TASK INSTRUCTIONS: Every line containing the word "photo" must be pulled from the records.

───── MATERIAL FOR THE TASK ─────

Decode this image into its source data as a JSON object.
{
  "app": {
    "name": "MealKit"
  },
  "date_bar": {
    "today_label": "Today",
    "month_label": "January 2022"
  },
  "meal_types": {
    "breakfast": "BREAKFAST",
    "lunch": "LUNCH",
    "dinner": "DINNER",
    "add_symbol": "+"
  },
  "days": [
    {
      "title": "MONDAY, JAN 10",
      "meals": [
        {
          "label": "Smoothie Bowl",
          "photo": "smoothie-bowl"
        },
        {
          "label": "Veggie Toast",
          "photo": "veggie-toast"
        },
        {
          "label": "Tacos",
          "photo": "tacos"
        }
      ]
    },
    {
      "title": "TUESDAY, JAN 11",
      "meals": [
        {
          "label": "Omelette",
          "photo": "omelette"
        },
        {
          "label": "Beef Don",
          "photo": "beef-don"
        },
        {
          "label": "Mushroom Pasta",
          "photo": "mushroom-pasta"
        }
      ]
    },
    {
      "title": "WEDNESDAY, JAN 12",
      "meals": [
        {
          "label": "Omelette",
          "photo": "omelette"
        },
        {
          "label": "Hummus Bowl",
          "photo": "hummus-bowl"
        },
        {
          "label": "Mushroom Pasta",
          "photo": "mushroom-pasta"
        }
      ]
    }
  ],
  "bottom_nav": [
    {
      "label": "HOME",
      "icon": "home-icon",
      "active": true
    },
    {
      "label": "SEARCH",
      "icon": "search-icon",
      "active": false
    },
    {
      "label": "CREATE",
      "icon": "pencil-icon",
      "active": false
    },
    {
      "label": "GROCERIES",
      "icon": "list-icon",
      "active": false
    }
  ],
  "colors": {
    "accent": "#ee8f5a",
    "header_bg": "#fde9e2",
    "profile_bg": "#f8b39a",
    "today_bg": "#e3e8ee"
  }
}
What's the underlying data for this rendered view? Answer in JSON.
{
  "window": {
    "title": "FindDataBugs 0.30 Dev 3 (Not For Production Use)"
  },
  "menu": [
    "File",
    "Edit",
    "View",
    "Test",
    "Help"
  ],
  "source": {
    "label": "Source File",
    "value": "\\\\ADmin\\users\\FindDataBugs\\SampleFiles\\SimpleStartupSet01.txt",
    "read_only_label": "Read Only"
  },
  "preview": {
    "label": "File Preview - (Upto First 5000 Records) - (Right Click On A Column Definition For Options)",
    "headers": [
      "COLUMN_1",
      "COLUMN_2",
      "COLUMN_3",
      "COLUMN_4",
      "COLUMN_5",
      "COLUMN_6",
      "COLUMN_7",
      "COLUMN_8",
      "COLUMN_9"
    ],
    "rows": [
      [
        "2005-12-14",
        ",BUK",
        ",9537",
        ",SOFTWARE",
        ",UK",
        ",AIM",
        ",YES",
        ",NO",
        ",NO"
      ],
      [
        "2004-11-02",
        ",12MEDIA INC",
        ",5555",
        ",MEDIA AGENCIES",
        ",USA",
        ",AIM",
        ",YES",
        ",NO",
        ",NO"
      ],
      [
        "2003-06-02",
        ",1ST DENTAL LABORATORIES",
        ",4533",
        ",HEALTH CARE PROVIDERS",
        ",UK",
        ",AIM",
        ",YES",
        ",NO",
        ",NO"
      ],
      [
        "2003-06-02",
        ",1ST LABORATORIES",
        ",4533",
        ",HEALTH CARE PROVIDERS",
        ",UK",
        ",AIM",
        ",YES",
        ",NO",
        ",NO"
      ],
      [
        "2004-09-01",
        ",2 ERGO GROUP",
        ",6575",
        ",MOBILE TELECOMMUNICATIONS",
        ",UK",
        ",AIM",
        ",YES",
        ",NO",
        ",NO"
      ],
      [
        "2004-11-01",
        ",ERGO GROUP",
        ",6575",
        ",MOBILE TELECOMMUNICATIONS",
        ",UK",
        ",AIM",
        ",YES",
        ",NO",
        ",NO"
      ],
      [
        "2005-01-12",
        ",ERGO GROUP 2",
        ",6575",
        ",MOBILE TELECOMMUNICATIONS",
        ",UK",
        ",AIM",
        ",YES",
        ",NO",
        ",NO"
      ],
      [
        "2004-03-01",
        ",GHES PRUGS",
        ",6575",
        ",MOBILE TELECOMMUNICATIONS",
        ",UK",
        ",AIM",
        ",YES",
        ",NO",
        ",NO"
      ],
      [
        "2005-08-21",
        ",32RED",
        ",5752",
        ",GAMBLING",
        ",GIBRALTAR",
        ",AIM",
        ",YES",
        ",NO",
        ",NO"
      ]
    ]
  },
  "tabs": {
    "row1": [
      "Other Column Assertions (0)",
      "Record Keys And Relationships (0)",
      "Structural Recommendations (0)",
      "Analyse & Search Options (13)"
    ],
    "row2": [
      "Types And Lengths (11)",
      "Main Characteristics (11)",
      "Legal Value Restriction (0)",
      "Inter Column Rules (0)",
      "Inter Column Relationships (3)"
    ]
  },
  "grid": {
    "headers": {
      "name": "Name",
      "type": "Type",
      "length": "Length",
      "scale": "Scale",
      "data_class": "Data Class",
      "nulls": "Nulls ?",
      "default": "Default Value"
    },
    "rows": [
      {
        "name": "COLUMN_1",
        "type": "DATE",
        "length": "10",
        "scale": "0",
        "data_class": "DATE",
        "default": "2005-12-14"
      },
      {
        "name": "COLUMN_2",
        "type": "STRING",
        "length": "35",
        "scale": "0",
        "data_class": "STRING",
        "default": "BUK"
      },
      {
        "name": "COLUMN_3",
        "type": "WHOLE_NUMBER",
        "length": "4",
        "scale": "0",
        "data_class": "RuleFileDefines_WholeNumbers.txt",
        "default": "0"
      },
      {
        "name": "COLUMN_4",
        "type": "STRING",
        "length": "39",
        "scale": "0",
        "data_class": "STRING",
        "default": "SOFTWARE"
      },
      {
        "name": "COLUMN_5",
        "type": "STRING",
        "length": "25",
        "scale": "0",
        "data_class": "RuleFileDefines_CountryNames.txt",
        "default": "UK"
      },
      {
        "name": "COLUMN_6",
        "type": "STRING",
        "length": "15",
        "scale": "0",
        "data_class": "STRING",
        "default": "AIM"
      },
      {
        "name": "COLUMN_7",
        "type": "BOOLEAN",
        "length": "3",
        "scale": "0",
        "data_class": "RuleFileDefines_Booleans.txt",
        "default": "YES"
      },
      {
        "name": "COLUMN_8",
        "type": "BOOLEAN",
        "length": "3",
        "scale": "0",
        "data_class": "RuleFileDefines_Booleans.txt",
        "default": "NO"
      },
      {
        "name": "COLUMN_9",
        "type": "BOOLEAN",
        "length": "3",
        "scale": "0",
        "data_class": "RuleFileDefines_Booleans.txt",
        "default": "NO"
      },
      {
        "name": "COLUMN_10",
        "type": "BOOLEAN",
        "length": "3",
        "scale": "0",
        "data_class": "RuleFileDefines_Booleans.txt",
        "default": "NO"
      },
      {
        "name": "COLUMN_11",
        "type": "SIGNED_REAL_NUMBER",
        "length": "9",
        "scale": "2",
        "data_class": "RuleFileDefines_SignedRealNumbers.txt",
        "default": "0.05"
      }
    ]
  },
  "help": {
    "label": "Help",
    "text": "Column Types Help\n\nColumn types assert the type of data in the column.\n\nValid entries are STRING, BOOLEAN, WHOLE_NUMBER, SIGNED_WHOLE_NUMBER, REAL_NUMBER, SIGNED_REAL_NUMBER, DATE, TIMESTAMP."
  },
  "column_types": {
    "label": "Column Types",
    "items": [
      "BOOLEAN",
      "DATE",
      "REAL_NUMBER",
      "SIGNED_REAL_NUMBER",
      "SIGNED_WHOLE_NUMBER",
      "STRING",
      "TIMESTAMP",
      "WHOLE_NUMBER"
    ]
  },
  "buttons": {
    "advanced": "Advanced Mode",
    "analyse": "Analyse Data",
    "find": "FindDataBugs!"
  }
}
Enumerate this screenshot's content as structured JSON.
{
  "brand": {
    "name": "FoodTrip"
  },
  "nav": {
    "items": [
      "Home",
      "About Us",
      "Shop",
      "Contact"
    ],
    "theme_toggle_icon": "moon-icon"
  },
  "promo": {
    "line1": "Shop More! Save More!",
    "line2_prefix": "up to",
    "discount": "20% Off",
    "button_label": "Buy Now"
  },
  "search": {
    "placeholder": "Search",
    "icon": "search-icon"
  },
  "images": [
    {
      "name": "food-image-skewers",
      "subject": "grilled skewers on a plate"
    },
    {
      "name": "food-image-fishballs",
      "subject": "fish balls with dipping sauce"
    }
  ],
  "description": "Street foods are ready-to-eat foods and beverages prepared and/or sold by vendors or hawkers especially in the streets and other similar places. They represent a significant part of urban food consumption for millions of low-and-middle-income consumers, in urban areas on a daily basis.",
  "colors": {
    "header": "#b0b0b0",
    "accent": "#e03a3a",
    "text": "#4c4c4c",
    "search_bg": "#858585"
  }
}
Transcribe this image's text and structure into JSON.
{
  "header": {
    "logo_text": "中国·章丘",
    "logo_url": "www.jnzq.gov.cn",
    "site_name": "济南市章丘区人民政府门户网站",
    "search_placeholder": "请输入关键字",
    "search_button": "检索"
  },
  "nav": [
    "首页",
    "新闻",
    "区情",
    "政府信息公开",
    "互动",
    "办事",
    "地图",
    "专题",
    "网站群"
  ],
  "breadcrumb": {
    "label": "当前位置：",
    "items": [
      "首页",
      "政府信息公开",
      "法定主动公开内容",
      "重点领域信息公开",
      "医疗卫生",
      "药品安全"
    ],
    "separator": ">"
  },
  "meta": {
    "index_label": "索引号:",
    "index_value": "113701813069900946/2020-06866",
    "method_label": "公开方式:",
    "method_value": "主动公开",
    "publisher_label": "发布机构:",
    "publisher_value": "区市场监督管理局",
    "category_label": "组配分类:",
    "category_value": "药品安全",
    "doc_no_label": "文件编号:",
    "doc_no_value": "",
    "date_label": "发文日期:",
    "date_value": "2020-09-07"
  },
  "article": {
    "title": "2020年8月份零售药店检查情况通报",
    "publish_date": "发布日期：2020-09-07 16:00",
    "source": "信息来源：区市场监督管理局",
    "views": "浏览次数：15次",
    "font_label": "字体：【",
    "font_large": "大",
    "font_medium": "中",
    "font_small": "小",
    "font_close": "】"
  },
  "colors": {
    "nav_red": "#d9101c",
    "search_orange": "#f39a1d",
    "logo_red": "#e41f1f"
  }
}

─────

SOLUTION FOR THIS TASK:
          "photo": "smoothie-bowl"
          "photo": "veggie-toast"
          "photo": "tacos"
          "photo": "omelette"
          "photo": "beef-don"
          "photo": "mushroom-pasta"
          "photo": "omelette"
          "photo": "hummus-bowl"
          "photo": "mushroom-pasta"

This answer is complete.